» What to produce
If a line in the data below includes the string "ACTIVE", please return a copy of it.

Excerpts from an interface dataset:

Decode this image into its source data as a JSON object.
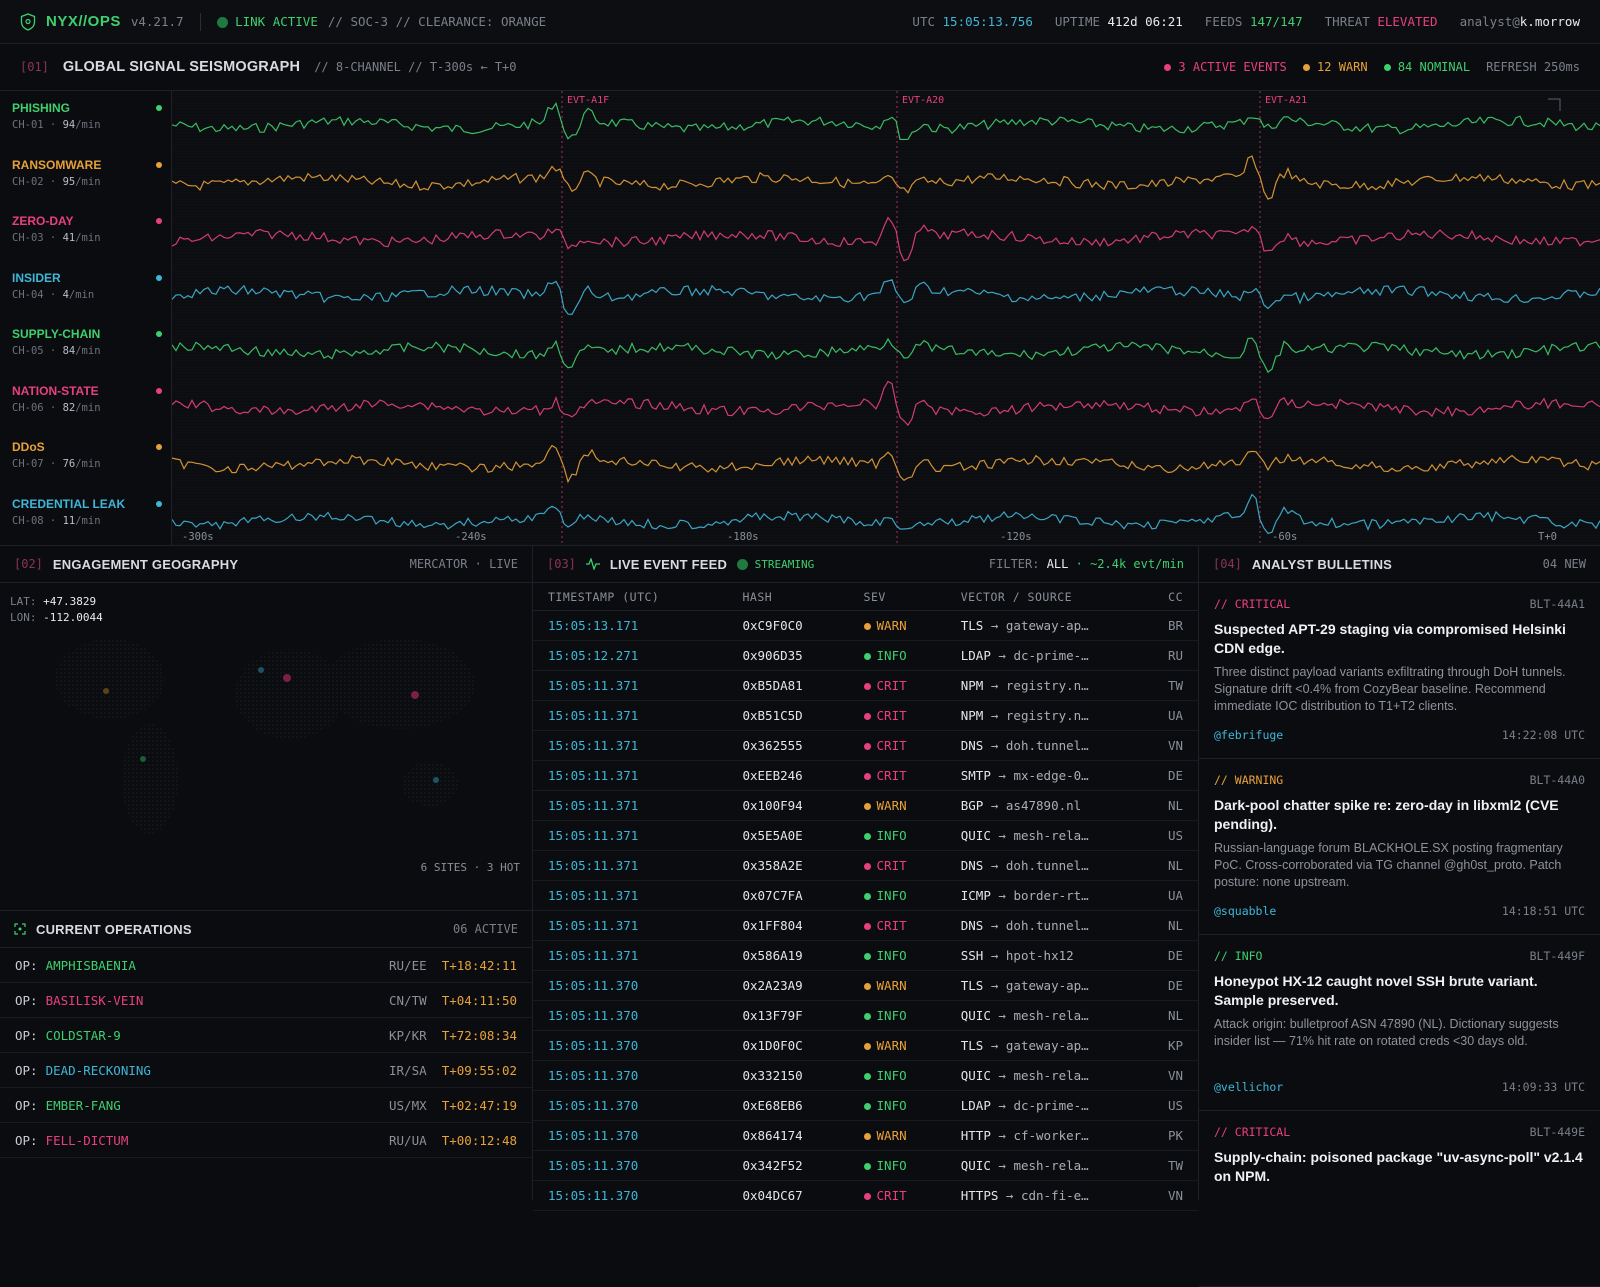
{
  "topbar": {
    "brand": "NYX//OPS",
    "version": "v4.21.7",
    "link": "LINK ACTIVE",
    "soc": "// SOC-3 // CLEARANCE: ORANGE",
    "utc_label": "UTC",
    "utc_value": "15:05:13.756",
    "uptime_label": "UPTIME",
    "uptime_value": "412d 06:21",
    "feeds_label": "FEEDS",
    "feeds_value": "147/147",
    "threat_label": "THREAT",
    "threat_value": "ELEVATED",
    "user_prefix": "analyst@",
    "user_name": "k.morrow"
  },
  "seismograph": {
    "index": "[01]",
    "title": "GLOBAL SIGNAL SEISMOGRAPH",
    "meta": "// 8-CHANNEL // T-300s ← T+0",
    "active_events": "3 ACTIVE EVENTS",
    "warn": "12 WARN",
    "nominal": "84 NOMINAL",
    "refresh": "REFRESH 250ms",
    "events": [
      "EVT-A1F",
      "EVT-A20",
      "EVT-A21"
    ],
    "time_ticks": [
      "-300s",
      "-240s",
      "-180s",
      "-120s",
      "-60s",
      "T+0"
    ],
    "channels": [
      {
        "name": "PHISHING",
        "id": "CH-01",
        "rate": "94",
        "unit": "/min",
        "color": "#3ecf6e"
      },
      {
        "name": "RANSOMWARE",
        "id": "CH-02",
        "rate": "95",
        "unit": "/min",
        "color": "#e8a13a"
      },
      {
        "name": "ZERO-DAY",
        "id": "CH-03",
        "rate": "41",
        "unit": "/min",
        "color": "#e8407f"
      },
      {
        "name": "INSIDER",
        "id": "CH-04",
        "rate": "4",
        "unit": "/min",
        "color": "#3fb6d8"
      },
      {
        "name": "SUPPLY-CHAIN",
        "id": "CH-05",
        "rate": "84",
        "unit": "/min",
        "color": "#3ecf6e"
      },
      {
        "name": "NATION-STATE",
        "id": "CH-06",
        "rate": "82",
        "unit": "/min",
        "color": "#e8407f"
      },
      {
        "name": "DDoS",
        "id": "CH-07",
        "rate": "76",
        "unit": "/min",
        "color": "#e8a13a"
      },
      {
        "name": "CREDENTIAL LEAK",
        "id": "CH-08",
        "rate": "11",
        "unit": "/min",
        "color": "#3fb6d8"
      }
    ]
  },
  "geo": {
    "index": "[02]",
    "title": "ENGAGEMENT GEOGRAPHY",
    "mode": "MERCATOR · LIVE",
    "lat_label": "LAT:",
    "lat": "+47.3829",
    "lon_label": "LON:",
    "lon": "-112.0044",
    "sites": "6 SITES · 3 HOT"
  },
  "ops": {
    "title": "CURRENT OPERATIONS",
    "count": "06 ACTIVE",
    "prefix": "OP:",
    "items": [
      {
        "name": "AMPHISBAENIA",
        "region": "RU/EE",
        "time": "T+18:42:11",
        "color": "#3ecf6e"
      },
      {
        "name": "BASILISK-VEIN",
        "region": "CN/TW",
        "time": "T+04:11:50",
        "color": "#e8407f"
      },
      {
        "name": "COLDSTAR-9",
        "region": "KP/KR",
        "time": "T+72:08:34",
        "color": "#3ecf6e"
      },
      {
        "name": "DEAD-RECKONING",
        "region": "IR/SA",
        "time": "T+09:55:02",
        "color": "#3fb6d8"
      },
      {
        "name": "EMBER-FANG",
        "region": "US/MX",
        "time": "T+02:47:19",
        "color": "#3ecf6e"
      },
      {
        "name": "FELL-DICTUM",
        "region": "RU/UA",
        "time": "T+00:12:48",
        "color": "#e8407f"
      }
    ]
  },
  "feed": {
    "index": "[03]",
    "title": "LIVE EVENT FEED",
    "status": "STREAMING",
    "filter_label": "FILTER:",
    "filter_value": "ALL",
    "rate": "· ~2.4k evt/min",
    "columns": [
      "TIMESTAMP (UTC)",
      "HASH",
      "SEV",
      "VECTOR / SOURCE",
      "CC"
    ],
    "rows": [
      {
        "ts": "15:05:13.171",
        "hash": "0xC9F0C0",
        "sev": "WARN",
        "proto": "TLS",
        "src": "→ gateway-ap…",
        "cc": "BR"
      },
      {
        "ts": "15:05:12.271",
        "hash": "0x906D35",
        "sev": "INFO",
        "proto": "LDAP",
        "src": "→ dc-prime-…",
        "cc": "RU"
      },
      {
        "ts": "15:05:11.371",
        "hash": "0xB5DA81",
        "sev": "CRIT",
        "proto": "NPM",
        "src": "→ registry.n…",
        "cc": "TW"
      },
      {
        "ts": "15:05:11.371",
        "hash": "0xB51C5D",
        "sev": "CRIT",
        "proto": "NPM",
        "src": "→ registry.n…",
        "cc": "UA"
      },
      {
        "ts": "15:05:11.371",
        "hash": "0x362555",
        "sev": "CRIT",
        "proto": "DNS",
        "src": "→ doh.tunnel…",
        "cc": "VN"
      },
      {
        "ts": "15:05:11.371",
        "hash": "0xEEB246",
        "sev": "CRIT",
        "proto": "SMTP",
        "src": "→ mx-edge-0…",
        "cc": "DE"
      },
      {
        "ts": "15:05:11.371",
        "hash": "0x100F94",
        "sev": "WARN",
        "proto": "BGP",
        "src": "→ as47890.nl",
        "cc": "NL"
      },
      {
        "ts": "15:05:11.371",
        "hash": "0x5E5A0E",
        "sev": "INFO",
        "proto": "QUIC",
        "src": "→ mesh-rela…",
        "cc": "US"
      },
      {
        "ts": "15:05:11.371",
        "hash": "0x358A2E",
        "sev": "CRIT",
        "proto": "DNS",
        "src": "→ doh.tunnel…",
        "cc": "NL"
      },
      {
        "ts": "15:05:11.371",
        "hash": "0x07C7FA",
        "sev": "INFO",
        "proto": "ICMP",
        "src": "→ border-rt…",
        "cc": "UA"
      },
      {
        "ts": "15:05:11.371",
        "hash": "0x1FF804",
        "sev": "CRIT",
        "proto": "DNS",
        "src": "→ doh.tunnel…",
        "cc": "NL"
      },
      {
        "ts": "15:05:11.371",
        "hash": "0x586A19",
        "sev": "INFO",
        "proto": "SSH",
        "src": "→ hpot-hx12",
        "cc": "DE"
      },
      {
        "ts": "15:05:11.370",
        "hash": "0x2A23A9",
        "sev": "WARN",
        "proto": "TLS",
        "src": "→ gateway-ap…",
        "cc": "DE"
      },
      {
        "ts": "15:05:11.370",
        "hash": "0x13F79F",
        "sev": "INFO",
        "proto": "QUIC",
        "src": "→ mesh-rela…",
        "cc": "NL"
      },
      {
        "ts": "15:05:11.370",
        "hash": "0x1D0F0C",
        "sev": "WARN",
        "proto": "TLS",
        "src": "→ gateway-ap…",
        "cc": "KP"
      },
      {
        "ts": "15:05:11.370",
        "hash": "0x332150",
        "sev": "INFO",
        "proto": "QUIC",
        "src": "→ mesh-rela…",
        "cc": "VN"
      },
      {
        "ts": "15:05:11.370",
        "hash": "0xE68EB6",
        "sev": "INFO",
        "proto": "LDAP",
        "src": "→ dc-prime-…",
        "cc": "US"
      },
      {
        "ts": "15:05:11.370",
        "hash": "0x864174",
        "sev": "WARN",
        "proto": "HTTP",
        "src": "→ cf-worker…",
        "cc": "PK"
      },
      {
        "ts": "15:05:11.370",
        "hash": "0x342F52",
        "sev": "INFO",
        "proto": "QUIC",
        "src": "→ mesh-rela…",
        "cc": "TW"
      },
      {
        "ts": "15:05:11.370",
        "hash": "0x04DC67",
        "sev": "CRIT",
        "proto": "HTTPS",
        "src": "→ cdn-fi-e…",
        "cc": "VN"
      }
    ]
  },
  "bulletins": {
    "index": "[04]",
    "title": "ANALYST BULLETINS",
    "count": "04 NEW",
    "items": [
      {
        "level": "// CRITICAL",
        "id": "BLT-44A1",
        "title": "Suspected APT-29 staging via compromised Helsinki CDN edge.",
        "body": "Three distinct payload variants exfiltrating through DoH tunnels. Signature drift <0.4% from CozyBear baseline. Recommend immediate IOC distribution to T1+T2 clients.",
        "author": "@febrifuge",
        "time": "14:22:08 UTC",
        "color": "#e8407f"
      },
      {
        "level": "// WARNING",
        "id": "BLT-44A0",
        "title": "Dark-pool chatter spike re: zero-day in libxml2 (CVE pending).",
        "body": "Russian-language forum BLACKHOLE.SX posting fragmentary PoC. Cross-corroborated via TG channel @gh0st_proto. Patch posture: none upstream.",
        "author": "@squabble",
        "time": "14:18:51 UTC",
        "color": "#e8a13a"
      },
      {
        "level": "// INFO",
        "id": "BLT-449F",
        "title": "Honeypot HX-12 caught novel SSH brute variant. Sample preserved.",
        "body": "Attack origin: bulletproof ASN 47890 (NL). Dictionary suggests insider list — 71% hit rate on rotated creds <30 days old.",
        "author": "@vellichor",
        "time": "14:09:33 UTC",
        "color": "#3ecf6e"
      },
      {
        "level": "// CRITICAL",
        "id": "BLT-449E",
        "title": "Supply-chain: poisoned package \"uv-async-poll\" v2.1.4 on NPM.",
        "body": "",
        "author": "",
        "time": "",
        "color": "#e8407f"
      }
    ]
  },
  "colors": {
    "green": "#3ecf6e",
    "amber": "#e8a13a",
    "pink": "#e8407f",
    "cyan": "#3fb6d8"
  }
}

» Response to this exercise
    "link": "LINK ACTIVE",
    "active_events": "3 ACTIVE EVENTS",
    "count": "06 ACTIVE",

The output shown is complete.